For all its implied criticism of materialism, individualism and cynical expediency – when Maggie repeats that her son wants to marry a poor girl “for love” the words resound like a sour joke – Druid’s production enjoys a giddy pleasure of surfaces and some enjoyably glib elements designed for mass appeal. There are the clean lines of 1960s costumes and bouncy hairdos, for example; the retro chic of the era’s product packaging, lit with sickly fluorescence; or the casting of Keith Duffy in a significant role.

BUT THE THREE Keane productions Druid has undertaken – Sivein 2002, Sharon’s Gravein 2003 and The Year of the Hikerin 2006 – each treated Keane with a seriousness of purpose and the courtesy of irreverence. Big Maggieis no different. Is there anything as comic or, for that matter, as fearsome as the Irish mammy? Based, to some extent, on his own mother (who reprimanded Keane for the coarse language of Sive), featuring nods to his wife (“Mary has developed a nice jaundiced sense of humour working in the bar,” he wrote admiringly to his producer, Phyllis Ryan), and originally intended for the actor Anna Manahan, Keane’s vision of Mother Ireland offers a razor-edged vision of feminism.

For all her hardness, Maggie is unfailingly the most honest character in the play (“There’s enough lies written on the headstones of Ireland without my adding to them,” she responds when asked to embellish her husband’s memorial) and her rejection of social convention, of self-sacrifice, of sexual coyness and shotgun weddings is a model of resistance – enforced, sometimes, with her own shotgun.

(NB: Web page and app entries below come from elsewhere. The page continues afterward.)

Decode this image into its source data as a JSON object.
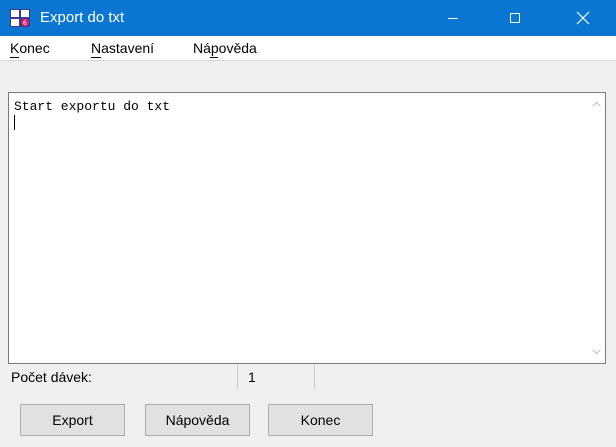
{
  "window": {
    "title": "Export do txt",
    "colors": {
      "titlebar": "#0a76d1",
      "title_text": "#ffffff"
    }
  },
  "menu": {
    "items": [
      {
        "label": "Konec",
        "mnemonic_index": 0
      },
      {
        "label": "Nastavení",
        "mnemonic_index": 0
      },
      {
        "label": "Nápověda",
        "mnemonic_index": 2
      }
    ]
  },
  "editor": {
    "text": "Start exportu do txt"
  },
  "status": {
    "label": "Počet dávek:",
    "value": "1"
  },
  "buttons": {
    "export": "Export",
    "help": "Nápověda",
    "close": "Konec"
  }
}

Keane, whose work seems not only specifically of its time but also ahead of it, made Maggie an emblem of self-determination, a figure hardened by the world, distrustful of authority, sentimentality and family succession, a person both defiant and destructive. Neither he nor his alter ego in the play can bring himself to judge her. “I can’t say you’re right,” Byrne tells her, “and can’t say you’re wrong.” More than 40 years later, we still can’t. But whether you see the fiercely compelling Maggie as a protofeminist who has survived institutionalised oppression and understands the benefits of tough love or as a spirit-crushing psychopath with a steady line in acid put-downs, you would do well to remember one thing.

Maggie Polpin doesn’t care what you think.

Big Maggiecontinues at Town Hall Theatre, Galway, until November 19th, moves to the Gaiety Theatre, Dublin, from November 21st to 26th, then tours nationally until February 11th. See